Work required: Word for word, write the records out again, but omit each picture.

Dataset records
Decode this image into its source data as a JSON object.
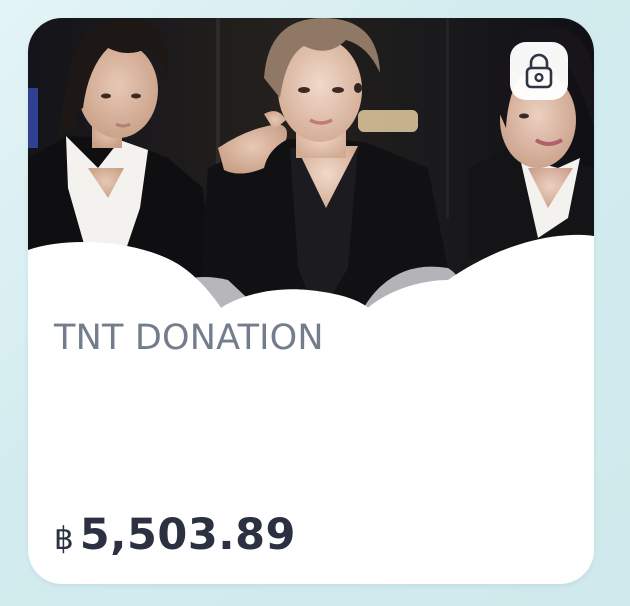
{
  "card": {
    "title": "TNT DONATION",
    "currency_symbol": "฿",
    "balance": "5,503.89",
    "lock_icon": "lock-icon",
    "image": "group-photo",
    "colors": {
      "background": "#d8eef1",
      "card": "#ffffff",
      "title": "#737d8c",
      "amount": "#2b3140"
    }
  }
}
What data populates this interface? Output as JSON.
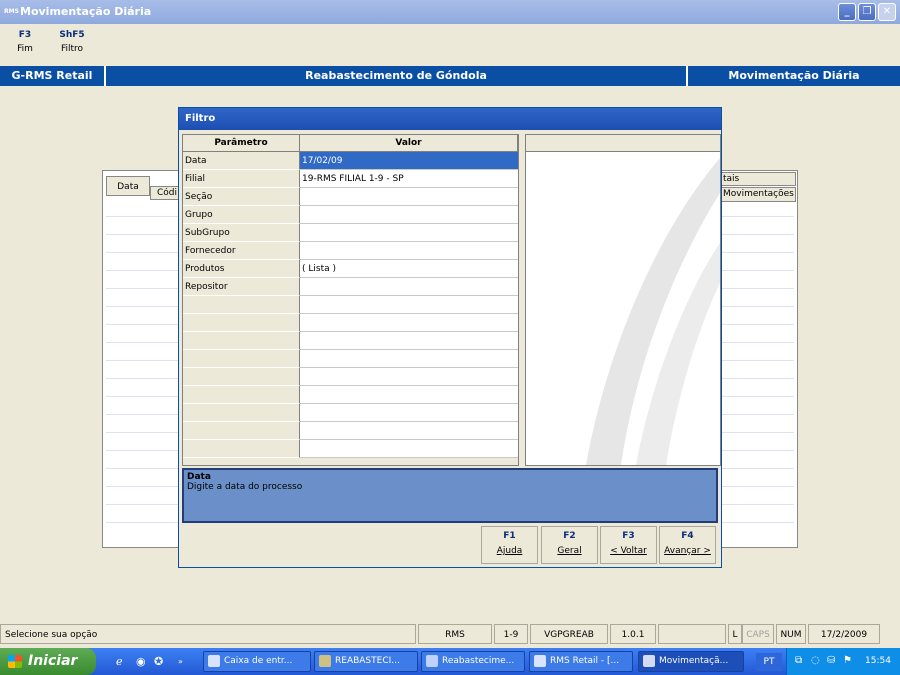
{
  "window": {
    "title": "Movimentação Diária",
    "app_badge": "RMS"
  },
  "function_keys": [
    {
      "key": "F3",
      "label": "Fim"
    },
    {
      "key": "ShF5",
      "label": "Filtro"
    }
  ],
  "header": {
    "left": "G-RMS Retail",
    "center": "Reabastecimento de Góndola",
    "right": "Movimentação Diária"
  },
  "background_table": {
    "col_data": "Data",
    "col_codigo": "Códi",
    "totais": "tais",
    "movimentacoes": "Movimentações"
  },
  "dialog": {
    "title": "Filtro",
    "columns": {
      "param": "Parâmetro",
      "value": "Valor"
    },
    "rows": [
      {
        "param": "Data",
        "value": "17/02/09"
      },
      {
        "param": "Filial",
        "value": "19-RMS FILIAL 1-9 - SP"
      },
      {
        "param": "Seção",
        "value": ""
      },
      {
        "param": "Grupo",
        "value": ""
      },
      {
        "param": "SubGrupo",
        "value": ""
      },
      {
        "param": "Fornecedor",
        "value": ""
      },
      {
        "param": "Produtos",
        "value": "( Lista )"
      },
      {
        "param": "Repositor",
        "value": ""
      }
    ],
    "help": {
      "title": "Data",
      "text": "Digite a data do processo"
    },
    "buttons": [
      {
        "key": "F1",
        "label": "Ajuda"
      },
      {
        "key": "F2",
        "label": "Geral"
      },
      {
        "key": "F3",
        "label": "< Voltar"
      },
      {
        "key": "F4",
        "label": "Avançar >"
      }
    ]
  },
  "status_bar": {
    "message": "Selecione sua opção",
    "system": "RMS",
    "filial": "1-9",
    "program": "VGPGREAB",
    "version": "1.0.1",
    "l": "L",
    "caps": "CAPS",
    "num": "NUM",
    "date": "17/2/2009"
  },
  "taskbar": {
    "start": "Iniciar",
    "tasks": [
      "Caixa de entr...",
      "REABASTECI...",
      "Reabastecime...",
      "RMS Retail - [...",
      "Movimentaçã..."
    ],
    "lang": "PT",
    "clock": "15:54"
  },
  "colors": {
    "header": "#0a4fa3",
    "selection": "#316ac5",
    "help_bg": "#6a8fc9",
    "taskbar": "#2458d4"
  }
}
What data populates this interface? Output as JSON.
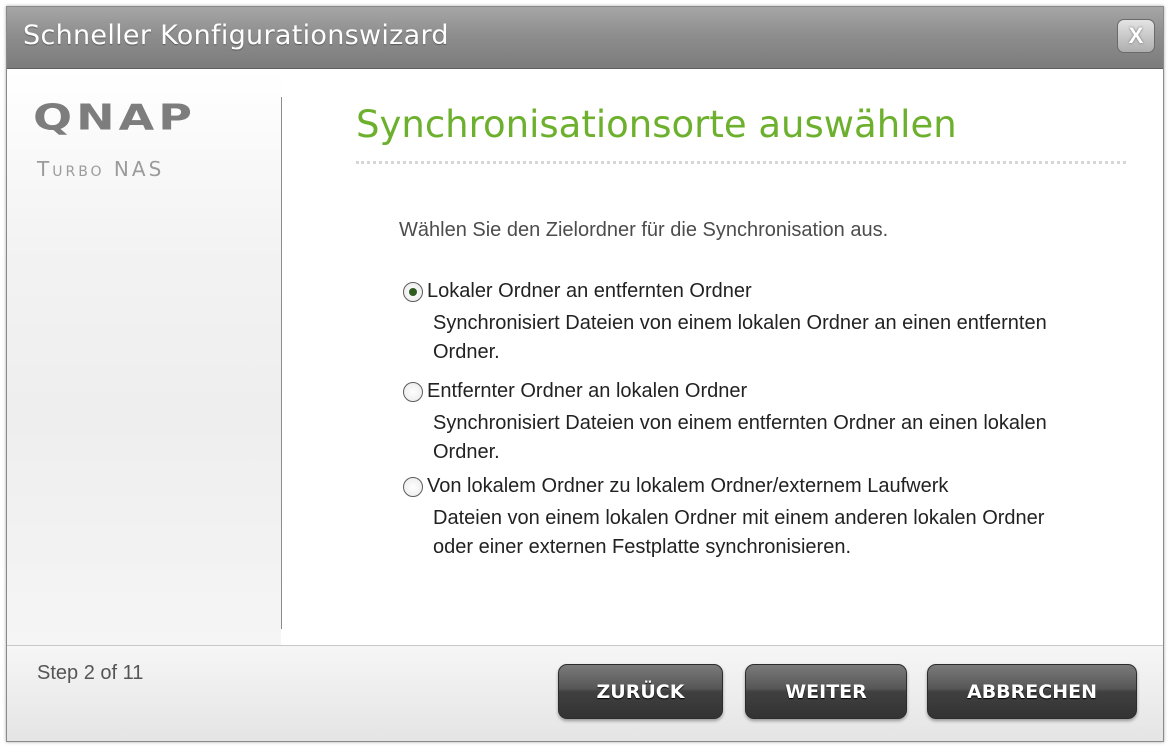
{
  "window": {
    "title": "Schneller Konfigurationswizard",
    "close_label": "X"
  },
  "brand": {
    "logo": "QNAP",
    "sub": "Turbo NAS"
  },
  "main": {
    "heading": "Synchronisationsorte auswählen",
    "intro": "Wählen Sie den Zielordner für die Synchronisation aus.",
    "options": [
      {
        "label": "Lokaler Ordner an entfernten Ordner",
        "description": "Synchronisiert Dateien von einem lokalen Ordner an einen entfernten Ordner.",
        "selected": true
      },
      {
        "label": "Entfernter Ordner an lokalen Ordner",
        "description": "Synchronisiert Dateien von einem entfernten Ordner an einen lokalen Ordner.",
        "selected": false
      },
      {
        "label": "Von lokalem Ordner zu lokalem Ordner/externem Laufwerk",
        "description": "Dateien von einem lokalen Ordner mit einem anderen lokalen Ordner oder einer externen Festplatte synchronisieren.",
        "selected": false
      }
    ]
  },
  "footer": {
    "step": "Step 2 of 11",
    "back_label": "ZURÜCK",
    "next_label": "WEITER",
    "cancel_label": "ABBRECHEN"
  },
  "colors": {
    "heading": "#6cb02d",
    "titlebar": "#8e8e8e",
    "button": "#444444"
  }
}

Answer box:
Decode this image into its source data as a JSON object.
{
  "card": {
    "title": "TNT DONATION",
    "currency_symbol": "฿",
    "balance": "5,503.89",
    "lock_icon": "lock-icon",
    "image": "group-photo",
    "colors": {
      "background": "#d8eef1",
      "card": "#ffffff",
      "title": "#737d8c",
      "amount": "#2b3140"
    }
  }
}
What data populates this interface? Output as JSON.
{
  "window": {
    "title": "Movimentação Diária",
    "app_badge": "RMS"
  },
  "function_keys": [
    {
      "key": "F3",
      "label": "Fim"
    },
    {
      "key": "ShF5",
      "label": "Filtro"
    }
  ],
  "header": {
    "left": "G-RMS Retail",
    "center": "Reabastecimento de Góndola",
    "right": "Movimentação Diária"
  },
  "background_table": {
    "col_data": "Data",
    "col_codigo": "Códi",
    "totais": "tais",
    "movimentacoes": "Movimentações"
  },
  "dialog": {
    "title": "Filtro",
    "columns": {
      "param": "Parâmetro",
      "value": "Valor"
    },
    "rows": [
      {
        "param": "Data",
        "value": "17/02/09"
      },
      {
        "param": "Filial",
        "value": "19-RMS FILIAL 1-9 - SP"
      },
      {
        "param": "Seção",
        "value": ""
      },
      {
        "param": "Grupo",
        "value": ""
      },
      {
        "param": "SubGrupo",
        "value": ""
      },
      {
        "param": "Fornecedor",
        "value": ""
      },
      {
        "param": "Produtos",
        "value": "( Lista )"
      },
      {
        "param": "Repositor",
        "value": ""
      }
    ],
    "help": {
      "title": "Data",
      "text": "Digite a data do processo"
    },
    "buttons": [
      {
        "key": "F1",
        "label": "Ajuda"
      },
      {
        "key": "F2",
        "label": "Geral"
      },
      {
        "key": "F3",
        "label": "< Voltar"
      },
      {
        "key": "F4",
        "label": "Avançar >"
      }
    ]
  },
  "status_bar": {
    "message": "Selecione sua opção",
    "system": "RMS",
    "filial": "1-9",
    "program": "VGPGREAB",
    "version": "1.0.1",
    "l": "L",
    "caps": "CAPS",
    "num": "NUM",
    "date": "17/2/2009"
  },
  "taskbar": {
    "start": "Iniciar",
    "tasks": [
      "Caixa de entr...",
      "REABASTECI...",
      "Reabastecime...",
      "RMS Retail - [...",
      "Movimentaçã..."
    ],
    "lang": "PT",
    "clock": "15:54"
  },
  "colors": {
    "header": "#0a4fa3",
    "selection": "#316ac5",
    "help_bg": "#6a8fc9",
    "taskbar": "#2458d4"
  }
}
What data populates this interface? Output as JSON.
{
  "window": {
    "title": "Schneller Konfigurationswizard",
    "close_label": "X"
  },
  "brand": {
    "logo": "QNAP",
    "sub": "Turbo NAS"
  },
  "main": {
    "heading": "Synchronisationsorte auswählen",
    "intro": "Wählen Sie den Zielordner für die Synchronisation aus.",
    "options": [
      {
        "label": "Lokaler Ordner an entfernten Ordner",
        "description": "Synchronisiert Dateien von einem lokalen Ordner an einen entfernten Ordner.",
        "selected": true
      },
      {
        "label": "Entfernter Ordner an lokalen Ordner",
        "description": "Synchronisiert Dateien von einem entfernten Ordner an einen lokalen Ordner.",
        "selected": false
      },
      {
        "label": "Von lokalem Ordner zu lokalem Ordner/externem Laufwerk",
        "description": "Dateien von einem lokalen Ordner mit einem anderen lokalen Ordner oder einer externen Festplatte synchronisieren.",
        "selected": false
      }
    ]
  },
  "footer": {
    "step": "Step 2 of 11",
    "back_label": "ZURÜCK",
    "next_label": "WEITER",
    "cancel_label": "ABBRECHEN"
  },
  "colors": {
    "heading": "#6cb02d",
    "titlebar": "#8e8e8e",
    "button": "#444444"
  }
}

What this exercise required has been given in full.